Exercise input section start

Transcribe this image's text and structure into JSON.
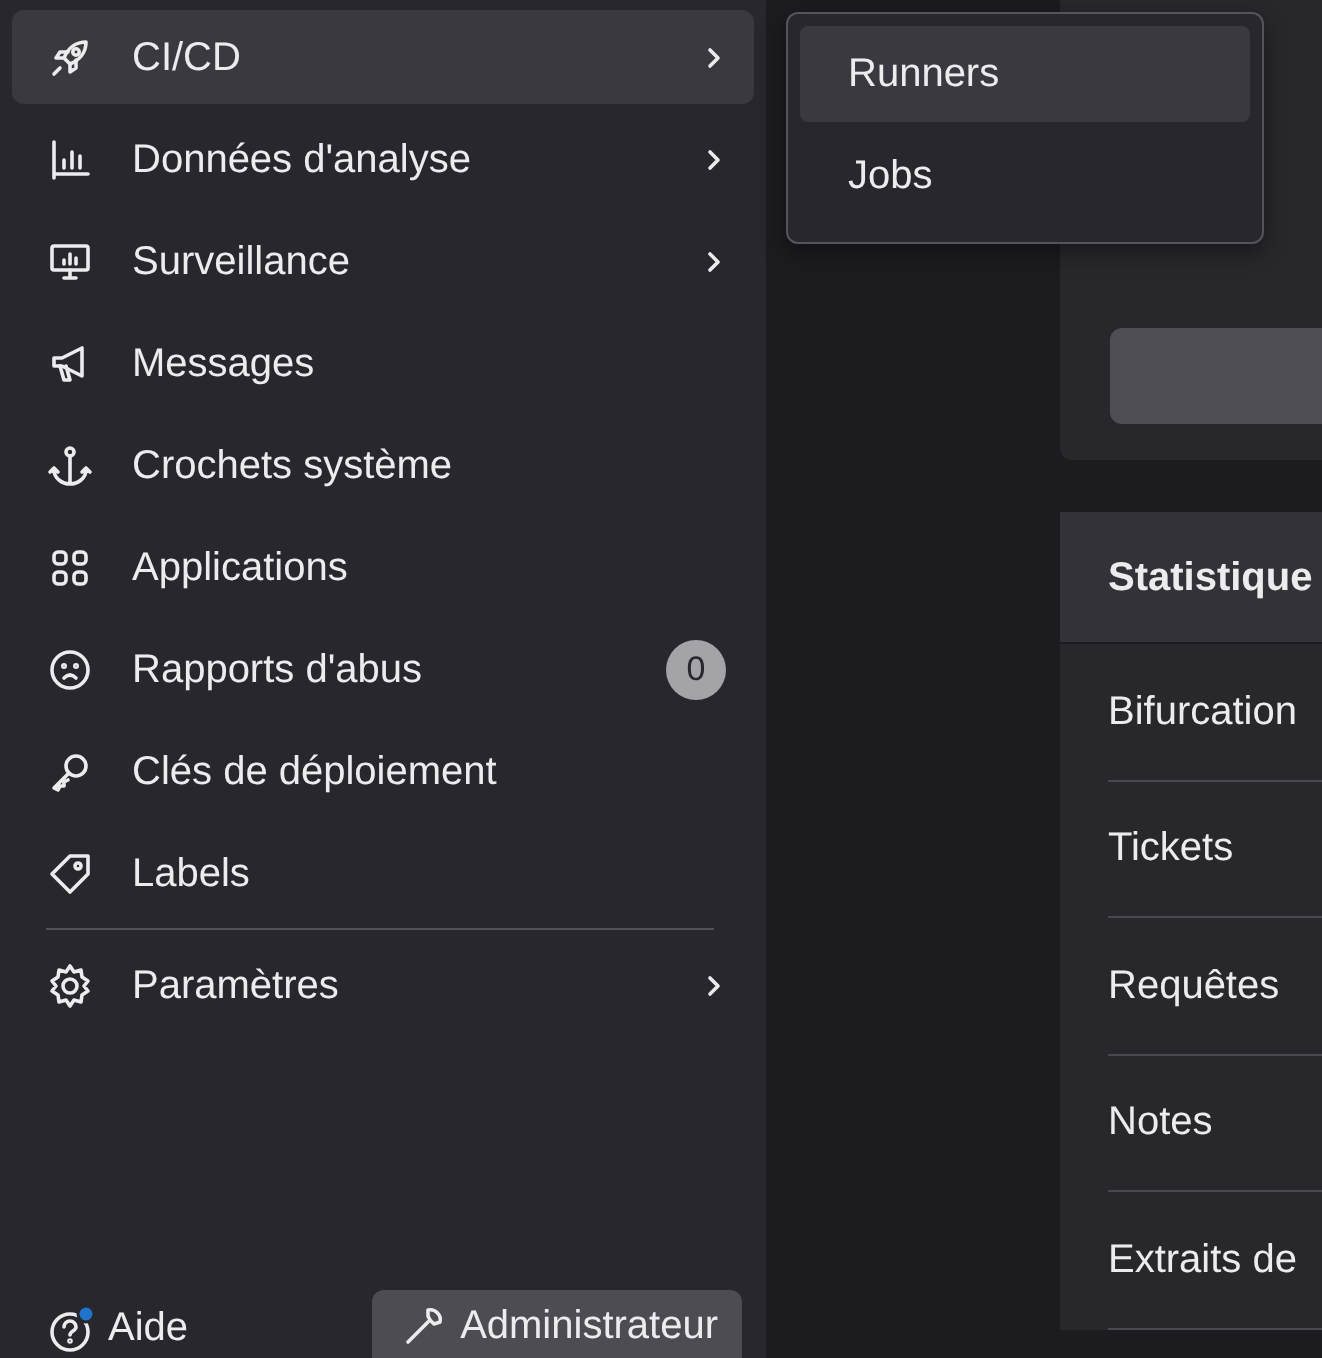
{
  "sidebar": {
    "items": [
      {
        "label": "CI/CD",
        "has_submenu": true,
        "selected": true
      },
      {
        "label": "Données d'analyse",
        "has_submenu": true,
        "selected": false
      },
      {
        "label": "Surveillance",
        "has_submenu": true,
        "selected": false
      },
      {
        "label": "Messages",
        "has_submenu": false,
        "selected": false
      },
      {
        "label": "Crochets système",
        "has_submenu": false,
        "selected": false
      },
      {
        "label": "Applications",
        "has_submenu": false,
        "selected": false
      },
      {
        "label": "Rapports d'abus",
        "has_submenu": false,
        "selected": false,
        "badge": "0"
      },
      {
        "label": "Clés de déploiement",
        "has_submenu": false,
        "selected": false
      },
      {
        "label": "Labels",
        "has_submenu": false,
        "selected": false
      }
    ],
    "settings": {
      "label": "Paramètres",
      "has_submenu": true,
      "selected": false
    },
    "help": {
      "label": "Aide",
      "notification": true
    },
    "admin_button": "Administrateur"
  },
  "flyout": {
    "items": [
      {
        "label": "Runners",
        "selected": true
      },
      {
        "label": "Jobs",
        "selected": false
      }
    ]
  },
  "stats": {
    "title": "Statistique",
    "rows": [
      "Bifurcation",
      "Tickets",
      "Requêtes",
      "Notes",
      "Extraits de"
    ]
  }
}
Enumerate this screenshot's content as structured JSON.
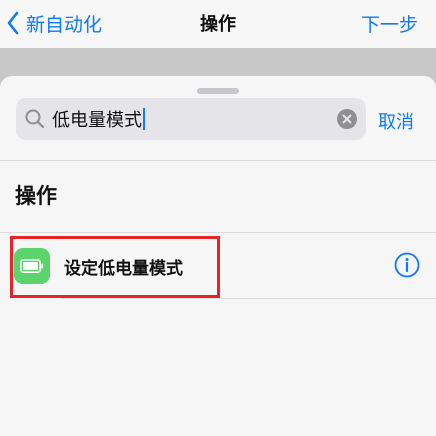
{
  "navbar": {
    "back_label": "新自动化",
    "title": "操作",
    "next_label": "下一步"
  },
  "search": {
    "value": "低电量模式",
    "cancel_label": "取消"
  },
  "section": {
    "title": "操作"
  },
  "actions": [
    {
      "label": "设定低电量模式",
      "icon": "battery-icon",
      "icon_bg": "#5bd46b"
    }
  ],
  "colors": {
    "accent": "#0a7aff",
    "highlight": "#e8242b"
  }
}
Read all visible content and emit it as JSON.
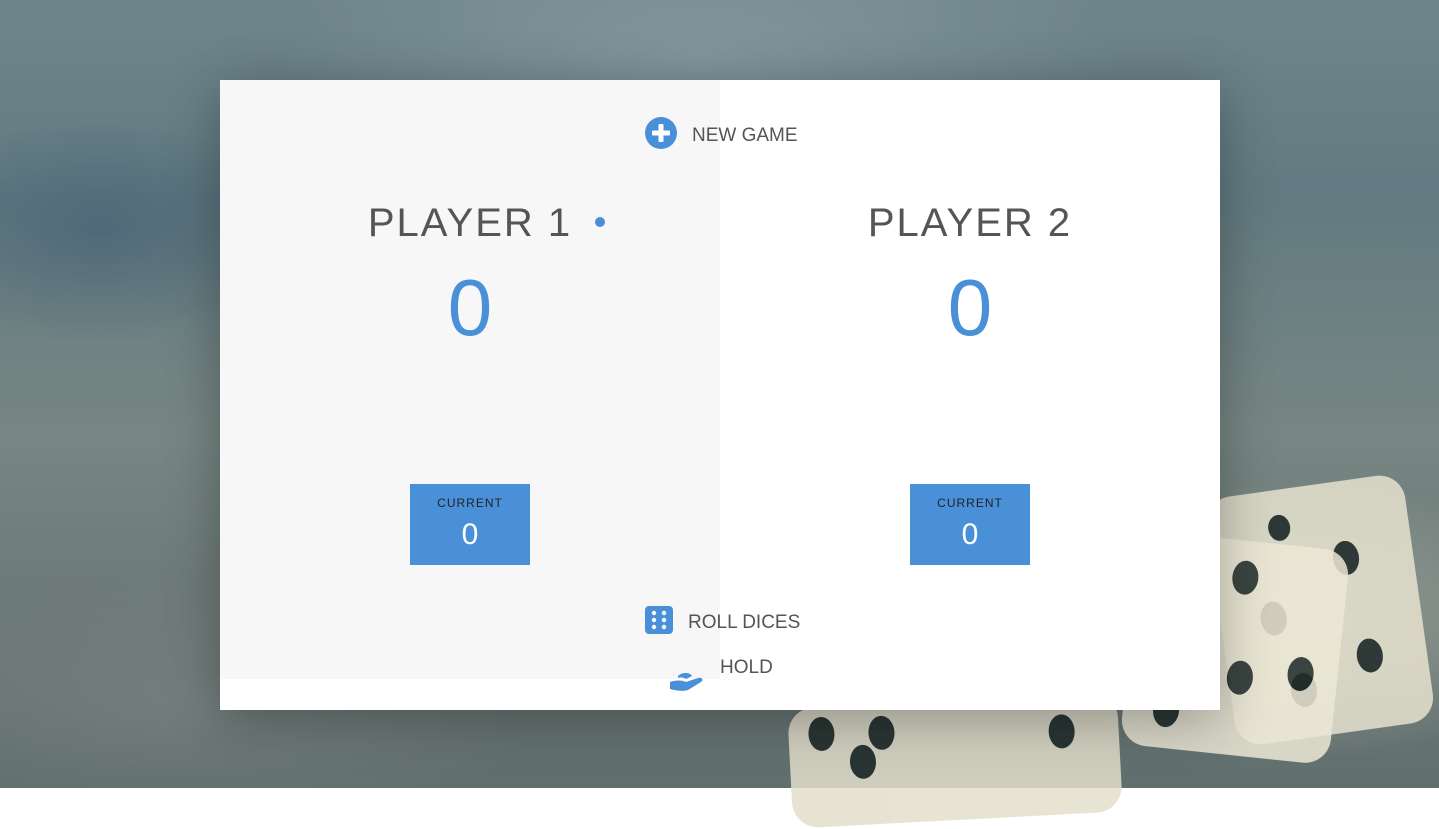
{
  "game": {
    "new_game_label": "NEW GAME",
    "roll_label": "ROLL DICES",
    "hold_label": "HOLD"
  },
  "players": [
    {
      "name": "PLAYER 1",
      "score": "0",
      "current_label": "CURRENT",
      "current_score": "0",
      "active": true
    },
    {
      "name": "PLAYER 2",
      "score": "0",
      "current_label": "CURRENT",
      "current_score": "0",
      "active": false
    }
  ],
  "colors": {
    "accent": "#4a90d9",
    "text": "#555555",
    "active_panel": "#f7f7f7",
    "panel": "#ffffff"
  },
  "icons": {
    "new_game": "plus-circle-icon",
    "roll": "dice-icon",
    "hold": "hand-icon",
    "active": "active-dot-icon"
  }
}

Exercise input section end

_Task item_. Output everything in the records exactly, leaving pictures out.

_Written response_.
Transcribe this image's text and structure into JSON.
{
  "sidebar": {
    "items": [
      {
        "label": "CI/CD",
        "has_submenu": true,
        "selected": true
      },
      {
        "label": "Données d'analyse",
        "has_submenu": true,
        "selected": false
      },
      {
        "label": "Surveillance",
        "has_submenu": true,
        "selected": false
      },
      {
        "label": "Messages",
        "has_submenu": false,
        "selected": false
      },
      {
        "label": "Crochets système",
        "has_submenu": false,
        "selected": false
      },
      {
        "label": "Applications",
        "has_submenu": false,
        "selected": false
      },
      {
        "label": "Rapports d'abus",
        "has_submenu": false,
        "selected": false,
        "badge": "0"
      },
      {
        "label": "Clés de déploiement",
        "has_submenu": false,
        "selected": false
      },
      {
        "label": "Labels",
        "has_submenu": false,
        "selected": false
      }
    ],
    "settings": {
      "label": "Paramètres",
      "has_submenu": true,
      "selected": false
    },
    "help": {
      "label": "Aide",
      "notification": true
    },
    "admin_button": "Administrateur"
  },
  "flyout": {
    "items": [
      {
        "label": "Runners",
        "selected": true
      },
      {
        "label": "Jobs",
        "selected": false
      }
    ]
  },
  "stats": {
    "title": "Statistique",
    "rows": [
      "Bifurcation",
      "Tickets",
      "Requêtes",
      "Notes",
      "Extraits de"
    ]
  }
}
Enumerate this screenshot's content as structured JSON.
{
  "navbar": {
    "back_label": "新自动化",
    "title": "操作",
    "next_label": "下一步"
  },
  "search": {
    "value": "低电量模式",
    "cancel_label": "取消"
  },
  "section": {
    "title": "操作"
  },
  "actions": [
    {
      "label": "设定低电量模式",
      "icon": "battery-icon",
      "icon_bg": "#5bd46b"
    }
  ],
  "colors": {
    "accent": "#0a7aff",
    "highlight": "#e8242b"
  }
}
Read all visible content and emit it as JSON.
{
  "game": {
    "new_game_label": "NEW GAME",
    "roll_label": "ROLL DICES",
    "hold_label": "HOLD"
  },
  "players": [
    {
      "name": "PLAYER 1",
      "score": "0",
      "current_label": "CURRENT",
      "current_score": "0",
      "active": true
    },
    {
      "name": "PLAYER 2",
      "score": "0",
      "current_label": "CURRENT",
      "current_score": "0",
      "active": false
    }
  ],
  "colors": {
    "accent": "#4a90d9",
    "text": "#555555",
    "active_panel": "#f7f7f7",
    "panel": "#ffffff"
  },
  "icons": {
    "new_game": "plus-circle-icon",
    "roll": "dice-icon",
    "hold": "hand-icon",
    "active": "active-dot-icon"
  }
}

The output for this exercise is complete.